Companies and individuals may store batteries outside the device as backup power when there is a power failure, or when storing extra battery packs. Another reason to store external batteries is when the device won't be used often as the device may drain the battery even when turned off due to internal monitoring systems.
Storage conditions for external batteries will be based on the battery's chemistry, such as lithium-ion, nickel-based, lead acid, or alkaline. Understanding the battery's chemistry and how it responds to the environment and self-discharge rates ensures that you can safely store the battery without damage and place it into immediate use later.
Considerations for External Battery Storage
There are a number of factors to take into consideration when storing external batteries: the room conditions, the self-discharge rate of the battery, the capacity, and the state of charge (SoC). When having the ideal conditions for the batteries, knowing how long it will take for the battery to complete discharge, and if the battery will become damaged if reaching a low state of charge, can help batteries last for many years.
It's always ideal to store batteries in a cool and dry place no matter the chemistry. The recommended room temperature for most batteries is around 59°F. If you are storing a battery in a place that has fluctuating temperatures due to not having any HVAC systems in place, such as an outdoor garage or warehouse, you may have times when the temperatures go higher in the summer and are very cold in the winter.
Lithium-ion battery cells stored in climatically controlled warehouse for peak battery performance.
The extreme high-temperature limit for most batteries will range from 112°F to 122°F. If undergoing extremely cold temperatures, some battery chemistries withstand the cold better than others.
- Lead acid: Can withstand low temperatures yet should not be allowed to freeze. The water in the electrolyte will expand when frozen and damage the battery.
- Alkaline: Alkaline can handle temperatures as low as -42°F, yet the minimum should be about -15°F to avoid damage. Before placing the batteries into use, they should be warmed up slowly.
- Lithium-ion: Lithium-ion batteries should never be stored below 32°F. Recent research has discovered that storing these batteries below this temperature may cause the parts to separate and crack.
- Nickle-based: Like alkaline batteries, nickel-based chemistries can also handle lower temperatures without experiencing significant damage. Minimum storage temperatures range around -4°F.
Self-Discharge Rates and SoCs
When it comes to self-discharge rates of external batteries in storage, keep in mind that higher room temperatures cause faster discharging. For this reason, keeping the room cold and dry can minimize fast discharging. All batteries go through self-discharge, yet the rates will vary based on chemistry.
Lead acid batteries go through a discharge rate of 5% every month and can last for up to 2 years in storage. The batteries should be stored while fully charged and undergo charging when the capacity falls below 70% state of charge.
Lithium-ion batteries can be partially discharged when placed into storage yet should never have a voltage drop below 2.0v or it will experience permanent damage.

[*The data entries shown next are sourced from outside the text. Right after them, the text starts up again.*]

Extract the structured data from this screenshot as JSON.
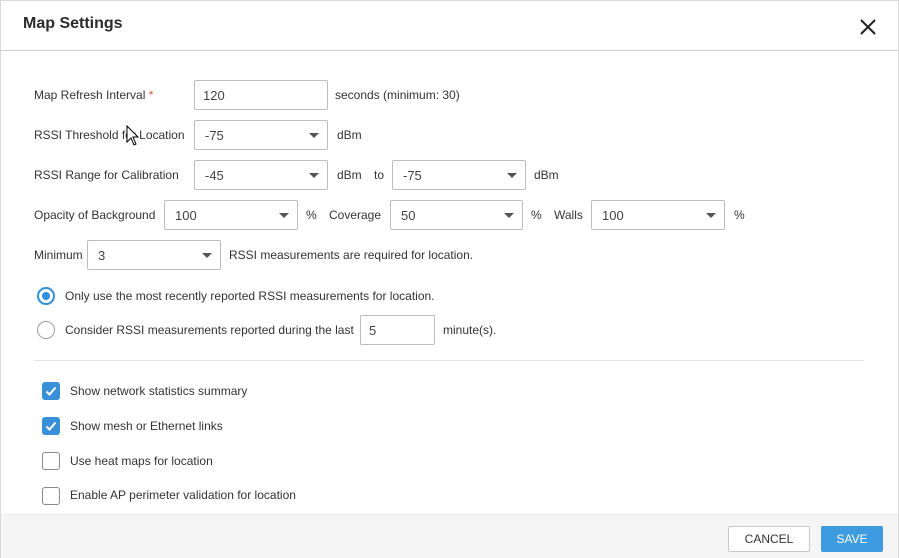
{
  "dialog": {
    "title": "Map Settings",
    "close_icon": "close-icon"
  },
  "refresh": {
    "label": "Map Refresh Interval",
    "required_mark": "*",
    "value": "120",
    "hint": "seconds (minimum: 30)"
  },
  "rssi_threshold": {
    "label": "RSSI Threshold for Location",
    "value": "-75",
    "unit": "dBm"
  },
  "rssi_range": {
    "label": "RSSI Range for Calibration",
    "from_value": "-45",
    "from_unit": "dBm",
    "to_label": "to",
    "to_value": "-75",
    "to_unit": "dBm"
  },
  "opacity": {
    "background_label": "Opacity of Background",
    "background_value": "100",
    "background_unit": "%",
    "coverage_label": "Coverage",
    "coverage_value": "50",
    "coverage_unit": "%",
    "walls_label": "Walls",
    "walls_value": "100",
    "walls_unit": "%"
  },
  "minimum": {
    "label": "Minimum",
    "value": "3",
    "suffix": "RSSI measurements are required for location."
  },
  "radios": {
    "option1": "Only use the most recently reported RSSI measurements for location.",
    "option1_selected": true,
    "option2_prefix": "Consider RSSI measurements reported during the last",
    "option2_value": "5",
    "option2_suffix": "minute(s).",
    "option2_selected": false
  },
  "checkboxes": [
    {
      "label": "Show network statistics summary",
      "checked": true
    },
    {
      "label": "Show mesh or Ethernet links",
      "checked": true
    },
    {
      "label": "Use heat maps for location",
      "checked": false
    },
    {
      "label": "Enable AP perimeter validation for location",
      "checked": false
    }
  ],
  "footer": {
    "cancel_label": "CANCEL",
    "save_label": "SAVE"
  },
  "colors": {
    "accent": "#3e9be0",
    "required": "#d9534f"
  }
}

A charge should be given to maintain it above this voltage but not exceed 4.1v. This chemistry will go through a 1.5% to 2% discharge rate every month when in long-term storage. The batteries can last about 2 ~ 3 years in a stored state.

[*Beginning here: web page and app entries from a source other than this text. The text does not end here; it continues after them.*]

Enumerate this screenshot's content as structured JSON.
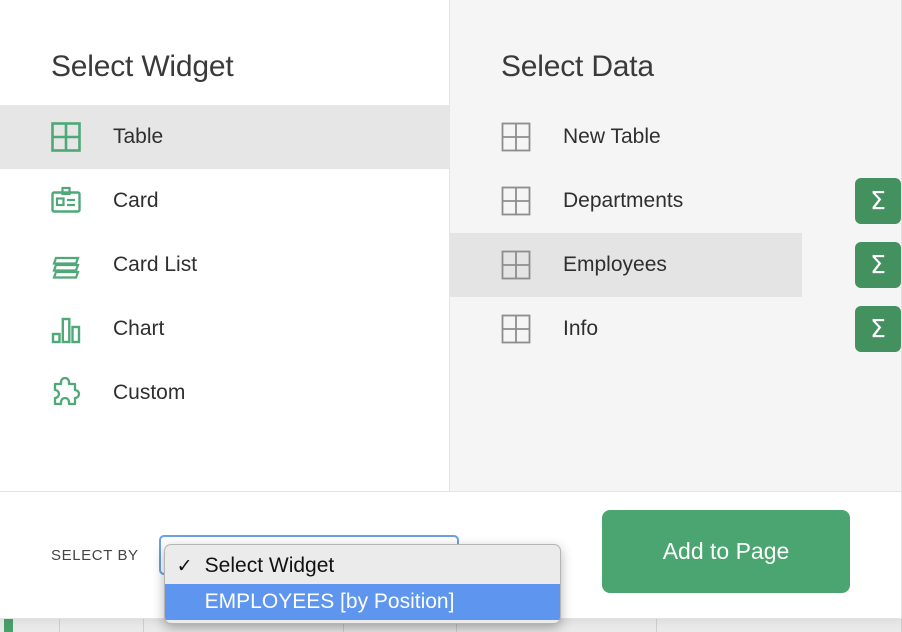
{
  "widget_panel": {
    "title": "Select Widget",
    "items": [
      {
        "label": "Table",
        "icon": "table-grid-icon",
        "selected": true
      },
      {
        "label": "Card",
        "icon": "id-card-icon",
        "selected": false
      },
      {
        "label": "Card List",
        "icon": "stacked-list-icon",
        "selected": false
      },
      {
        "label": "Chart",
        "icon": "bar-chart-icon",
        "selected": false
      },
      {
        "label": "Custom",
        "icon": "puzzle-piece-icon",
        "selected": false
      }
    ]
  },
  "data_panel": {
    "title": "Select Data",
    "items": [
      {
        "label": "New Table",
        "icon": "table-grid-icon",
        "selected": false,
        "sigma": false
      },
      {
        "label": "Departments",
        "icon": "table-grid-icon",
        "selected": false,
        "sigma": true
      },
      {
        "label": "Employees",
        "icon": "table-grid-icon",
        "selected": true,
        "sigma": true
      },
      {
        "label": "Info",
        "icon": "table-grid-icon",
        "selected": false,
        "sigma": true
      }
    ],
    "sigma_label": "Σ"
  },
  "footer": {
    "select_by_label": "SELECT BY",
    "dropdown": {
      "value": "Select Widget",
      "options": [
        {
          "label": "Select Widget",
          "checked": true,
          "highlighted": false
        },
        {
          "label": "EMPLOYEES [by Position]",
          "checked": false,
          "highlighted": true
        }
      ]
    },
    "add_button_label": "Add to Page"
  },
  "colors": {
    "accent_green": "#4aa571",
    "sigma_green": "#449160",
    "icon_green": "#4fa878",
    "selection_blue": "#5d95ef",
    "panel_gray": "#f5f5f5",
    "row_selected_gray": "#e6e6e6"
  }
}
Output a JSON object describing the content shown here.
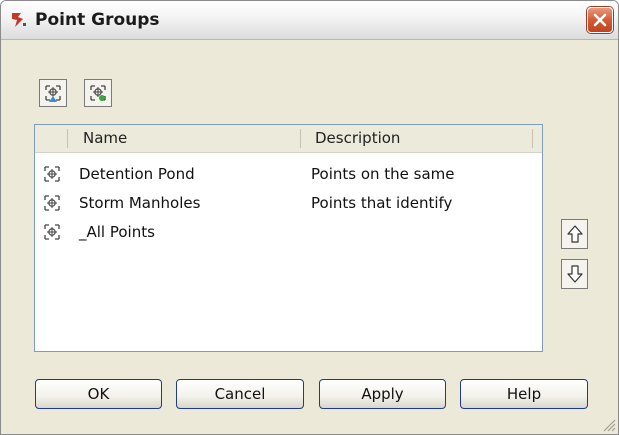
{
  "window": {
    "title": "Point Groups"
  },
  "list": {
    "columns": {
      "name": "Name",
      "description": "Description"
    },
    "rows": [
      {
        "name": "Detention Pond",
        "description": "Points on the same"
      },
      {
        "name": "Storm Manholes",
        "description": "Points that identify"
      },
      {
        "name": "_All Points",
        "description": ""
      }
    ]
  },
  "buttons": {
    "ok": "OK",
    "cancel": "Cancel",
    "apply": "Apply",
    "help": "Help"
  },
  "icons": {
    "app": "civil3d-app-icon",
    "toolbar": [
      "point-group-properties-icon",
      "update-point-groups-icon"
    ],
    "row": "point-group-icon",
    "move_up": "arrow-up-icon",
    "move_down": "arrow-down-icon",
    "close": "close-icon"
  },
  "colors": {
    "close_button": "#d45a36",
    "list_border": "#7f9db9",
    "button_border": "#1f3c88"
  }
}
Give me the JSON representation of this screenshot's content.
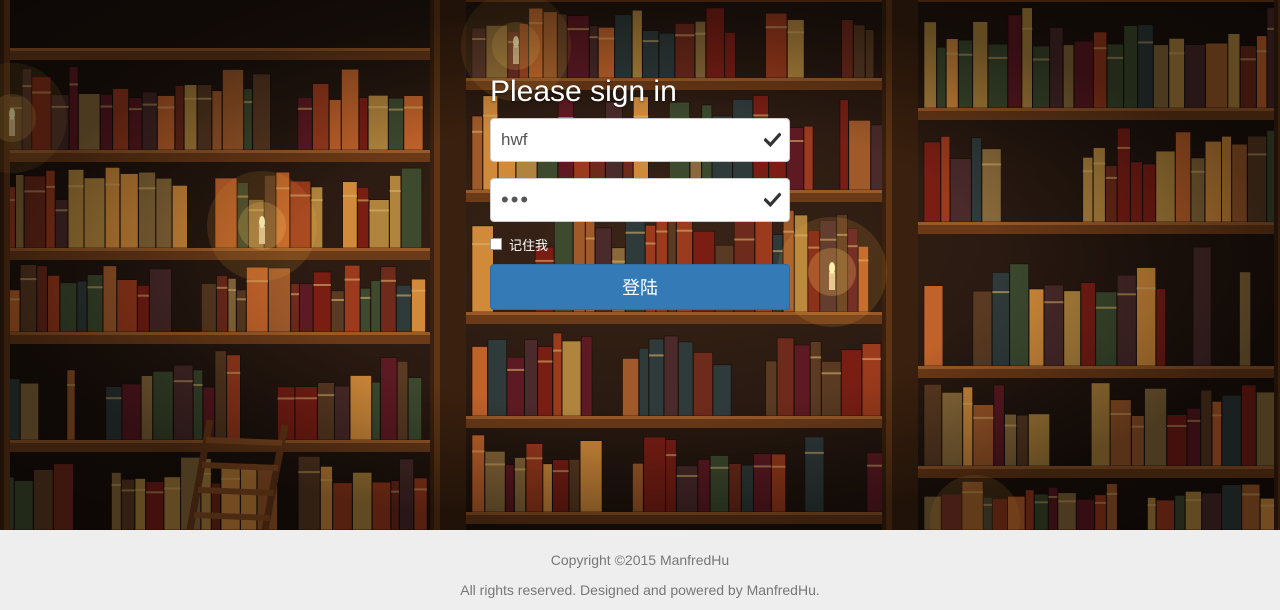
{
  "signin": {
    "title": "Please sign in",
    "username_value": "hwf",
    "password_value": "•••",
    "remember_label": "记住我",
    "remember_checked": false,
    "submit_label": "登陆",
    "field_status_icon": "check-icon"
  },
  "footer": {
    "copyright": "Copyright ©2015 ManfredHu",
    "rights": "All rights reserved. Designed and powered by ManfredHu."
  },
  "colors": {
    "primary_button": "#337ab7",
    "footer_bg": "#eeeeee",
    "footer_text": "#777777"
  }
}
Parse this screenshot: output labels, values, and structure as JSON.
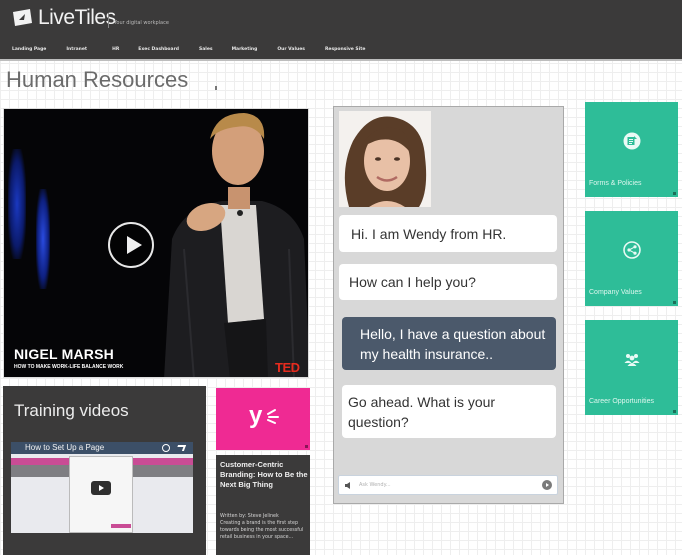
{
  "header": {
    "brand": "LiveTiles",
    "tagline": "Your digital workplace",
    "nav": [
      "Landing Page",
      "Intranet",
      "HR",
      "Exec Dashboard",
      "Sales",
      "Marketing",
      "Our Values",
      "Responsive Site"
    ]
  },
  "page": {
    "title": "Human Resources"
  },
  "video": {
    "speaker_name": "NIGEL MARSH",
    "talk_title": "HOW TO MAKE WORK-LIFE BALANCE WORK",
    "brand_mark": "TED",
    "play_icon": "play-icon"
  },
  "chat": {
    "agent_name": "Wendy",
    "messages": [
      {
        "from": "bot",
        "text": "Hi. I am Wendy from HR."
      },
      {
        "from": "bot",
        "text": "How can I help you?"
      },
      {
        "from": "user",
        "text": "Hello, I have a question about my health insurance.."
      },
      {
        "from": "bot",
        "text": "Go ahead. What is your question?"
      }
    ],
    "input_placeholder": "Ask Wendy...",
    "input_value": ""
  },
  "tiles": {
    "forms": {
      "label": "Forms & Policies",
      "icon": "forms-icon"
    },
    "values": {
      "label": "Company Values",
      "icon": "share-icon"
    },
    "career": {
      "label": "Career Opportunities",
      "icon": "people-icon"
    }
  },
  "training": {
    "title": "Training videos",
    "thumb_title": "How to Set Up a Page"
  },
  "yammer": {
    "logo_text": "y"
  },
  "article": {
    "title": "Customer-Centric Branding: How to Be the Next Big Thing",
    "author": "Written by: Steve Jelinek",
    "excerpt": "Creating a brand is the first step towards being the most successful retail business in your space..."
  },
  "colors": {
    "topbar": "#3b3a3a",
    "tile_green": "#2ebd98",
    "yammer_pink": "#ef2a93",
    "user_bubble": "#4b596b",
    "ted_red": "#e62b1e"
  }
}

Nickel-based batteries experience the highest self-discharge rates when compared to other battery chemistries. They may lose from 10% up to 25% per month. These batteries can be stored fully charged or discharged. They will also need to be recharged if they are stored for very long periods. For nickel-cadmium batteries, they should undergo 2-3 deep discharge cycles to reach their full capacity. The batteries can be left in storage for 3 years to 5 years.
Alkaline batteries can be stored for up to 10 years while going through moderate capacity loss. The batteries will go through a 2% to 3% discharge rate per month. Never freeze the batteries in an attempt to prolong the battery.

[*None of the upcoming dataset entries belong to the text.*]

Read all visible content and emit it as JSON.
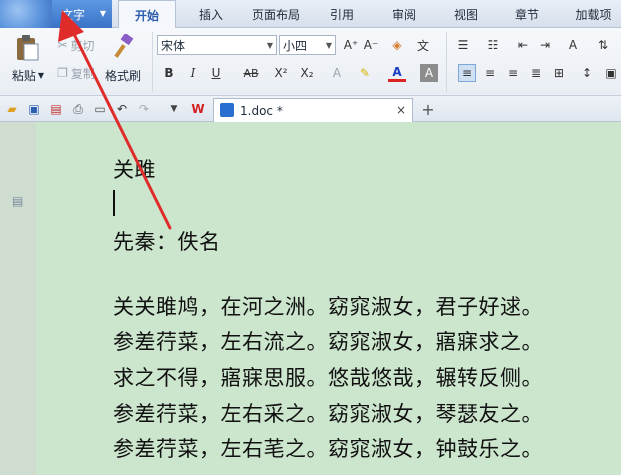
{
  "menubar": {
    "app_button": "文字",
    "tabs": [
      "开始",
      "插入",
      "页面布局",
      "引用",
      "审阅",
      "视图",
      "章节",
      "加载项"
    ],
    "active_tab": "开始"
  },
  "ribbon": {
    "paste": "粘贴",
    "cut": "剪切",
    "copy": "复制",
    "format_painter": "格式刷",
    "font_name": "宋体",
    "font_size": "小四",
    "bold": "B",
    "italic": "I",
    "underline": "U",
    "strike": "AB",
    "superscript": "X²",
    "subscript": "X₂",
    "font_color": "A",
    "grow_font": "A⁺",
    "shrink_font": "A⁻",
    "phonetic": "文"
  },
  "doc_tab": {
    "title": "1.doc *",
    "close": "×",
    "new": "+"
  },
  "document": {
    "lines": [
      "关雎",
      "",
      "先秦：佚名",
      "",
      "关关雎鸠，在河之洲。窈窕淑女，君子好逑。",
      "参差荇菜，左右流之。窈窕淑女，寤寐求之。",
      "求之不得，寤寐思服。悠哉悠哉，辗转反侧。",
      "参差荇菜，左右采之。窈窕淑女，琴瑟友之。",
      "参差荇菜，左右芼之。窈窕淑女，钟鼓乐之。"
    ]
  },
  "colors": {
    "accent": "#3a73c6",
    "page_bg": "#cce5cd",
    "arrow": "#e02b2b"
  }
}
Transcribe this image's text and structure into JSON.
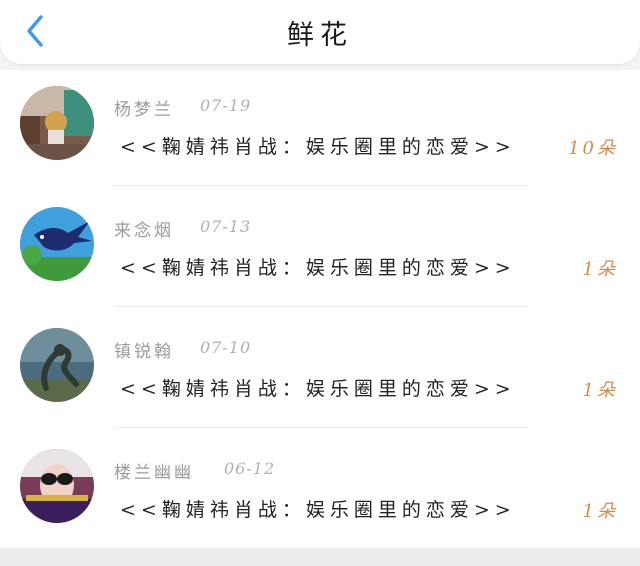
{
  "header": {
    "title": "鲜花",
    "back_icon": "chevron-left-icon",
    "accent_color": "#3d9be9"
  },
  "gifts": [
    {
      "name": "杨梦兰",
      "date": "07-19",
      "message": "<<鞠婧祎肖战：娱乐圈里的恋爱>>",
      "count": "10朵",
      "avatar": "avatar-photo-street"
    },
    {
      "name": "来念烟",
      "date": "07-13",
      "message": "<<鞠婧祎肖战：娱乐圈里的恋爱>>",
      "count": "1朵",
      "avatar": "avatar-swallow-bird"
    },
    {
      "name": "镇锐翰",
      "date": "07-10",
      "message": "<<鞠婧祎肖战：娱乐圈里的恋爱>>",
      "count": "1朵",
      "avatar": "avatar-sculpture"
    },
    {
      "name": "楼兰幽幽",
      "date": "06-12",
      "message": "<<鞠婧祎肖战：娱乐圈里的恋爱>>",
      "count": "1朵",
      "avatar": "avatar-girl-sunglasses"
    }
  ],
  "colors": {
    "count": "#d58a4a",
    "name": "#9b9b9b",
    "message": "#222222"
  }
}
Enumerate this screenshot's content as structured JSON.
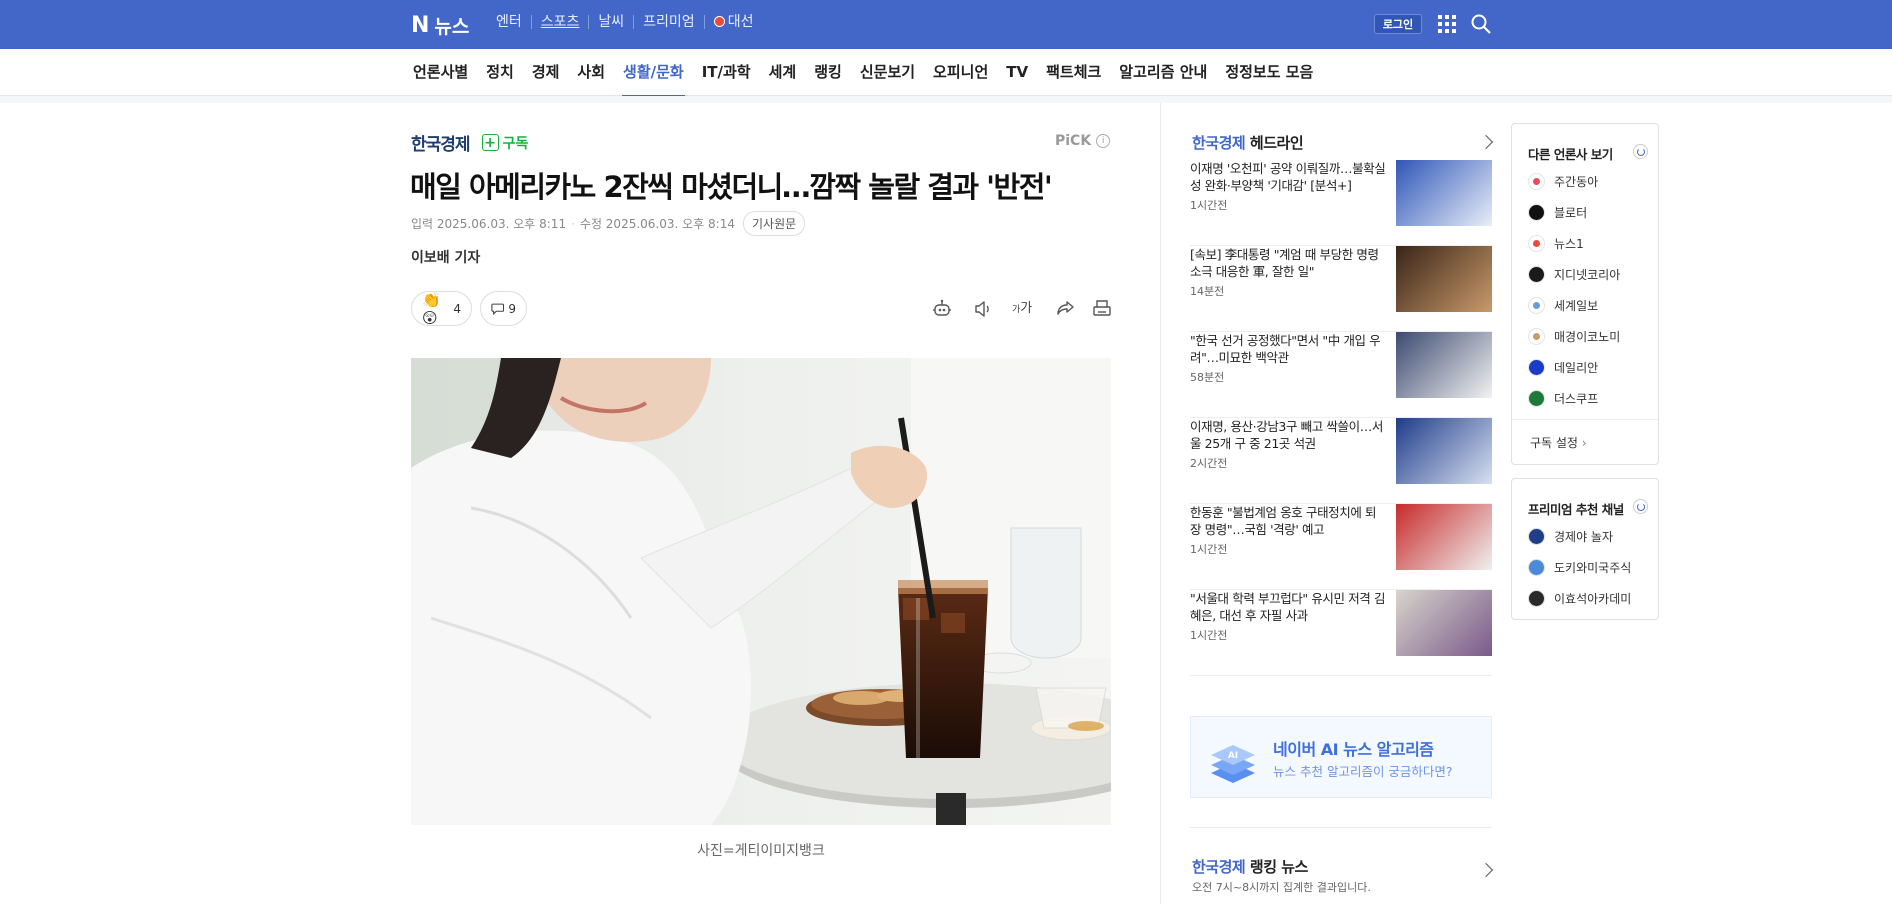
{
  "header": {
    "logo_n": "N",
    "logo_text": "뉴스",
    "services": [
      "엔터",
      "스포츠",
      "날씨",
      "프리미엄",
      "대선"
    ],
    "login_label": "로그인"
  },
  "nav": {
    "items": [
      "언론사별",
      "정치",
      "경제",
      "사회",
      "생활/문화",
      "IT/과학",
      "세계",
      "랭킹",
      "신문보기",
      "오피니언",
      "TV",
      "팩트체크",
      "알고리즘 안내",
      "정정보도 모음"
    ],
    "active": "생활/문화"
  },
  "article": {
    "press": "한국경제",
    "subscribe_label": "구독",
    "pick_label": "PiCK",
    "headline": "매일 아메리카노 2잔씩 마셨더니…깜짝 놀랄 결과 '반전'",
    "input_date": "입력 2025.06.03. 오후 8:11",
    "modified_date": "수정 2025.06.03. 오후 8:14",
    "original_label": "기사원문",
    "reporter": "이보배 기자",
    "reaction_count": "4",
    "comment_count": "9",
    "font_size_label": "가가",
    "caption": "사진=게티이미지뱅크"
  },
  "headlines": {
    "brand": "한국경제",
    "suffix": " 헤드라인",
    "items": [
      {
        "title": "이재명 '오천피' 공약 이뤄질까…불확실성 완화·부양책 '기대감' [분석+]",
        "time": "1시간전"
      },
      {
        "title": "[속보] 李대통령 \"계엄 때 부당한 명령 소극 대응한 軍, 잘한 일\"",
        "time": "14분전"
      },
      {
        "title": "\"한국 선거 공정했다\"면서 \"中 개입 우려\"…미묘한 백악관",
        "time": "58분전"
      },
      {
        "title": "이재명, 용산·강남3구 빼고 싹쓸이…서울 25개 구 중 21곳 석권",
        "time": "2시간전"
      },
      {
        "title": "한동훈 \"불법계엄 옹호 구태정치에 퇴장 명령\"…국힘 '격랑' 예고",
        "time": "1시간전"
      },
      {
        "title": "\"서울대 학력 부끄럽다\" 유시민 저격 김혜은, 대선 후 자필 사과",
        "time": "1시간전"
      }
    ]
  },
  "ai_box": {
    "icon_text": "AI",
    "title": "네이버 AI 뉴스 알고리즘",
    "subtitle": "뉴스 추천 알고리즘이 궁금하다면?"
  },
  "ranking": {
    "brand": "한국경제",
    "suffix": " 랭킹 뉴스",
    "subtitle": "오전 7시~8시까지 집계한 결과입니다."
  },
  "other_press": {
    "title": "다른 언론사 보기",
    "items": [
      "주간동아",
      "블로터",
      "뉴스1",
      "지디넷코리아",
      "세계일보",
      "매경이코노미",
      "데일리안",
      "더스쿠프"
    ],
    "footer": "구독 설정"
  },
  "premium": {
    "title": "프리미엄 추천 채널",
    "items": [
      "경제야 놀자",
      "도키와미국주식",
      "이효석아카데미"
    ]
  }
}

Battery chemistries will underdog capacity loss went they undergo self-discharging. They also go through capacity loss that is not recoverable. This capacity loss will be based on how long they are in storage and the temperature in the stored room. If the battery is stored at an even rate of 32°F and 77°F for one year, there may be a significant change in the recoverable capacity depending on the battery's chemistry.
- Lithium-ion batteries at 100% charge: 94% capacity at 32°F and 80% at 77°F
- Lithium-ion batteries at 40% charge: 98% capacity at 32°F and 96% at 77°F
- Lead acid batteries at full charge: 97% capacity at 32°F and 90% at 77°F
- Nickel-based (at any charge): 99% capacity at 32°F and 97% at 77°F
As the temperatures rise, the capacity loss increases, and recoverable rates are lower for certain batteries. At 104°F, lead acid batteries and lithium-ion (100% charge) batteries can lose up to 30% of their recoverable capacity. Nickel-based batteries have the least amount of capacity loss at this temperature.
Preventing damage to stored batteries involves creating a monitoring schedule to check the state of charge of the batteries and providing a charge to specific battery chemistries. Any damage from the environment, such as humidity, moisture, or mishandling, could cause a higher capacity loss or permanent damage. If the stored external batteries are not charging correctly after taking them out of storage, it is better to discard the batteries and replace them for the specific device.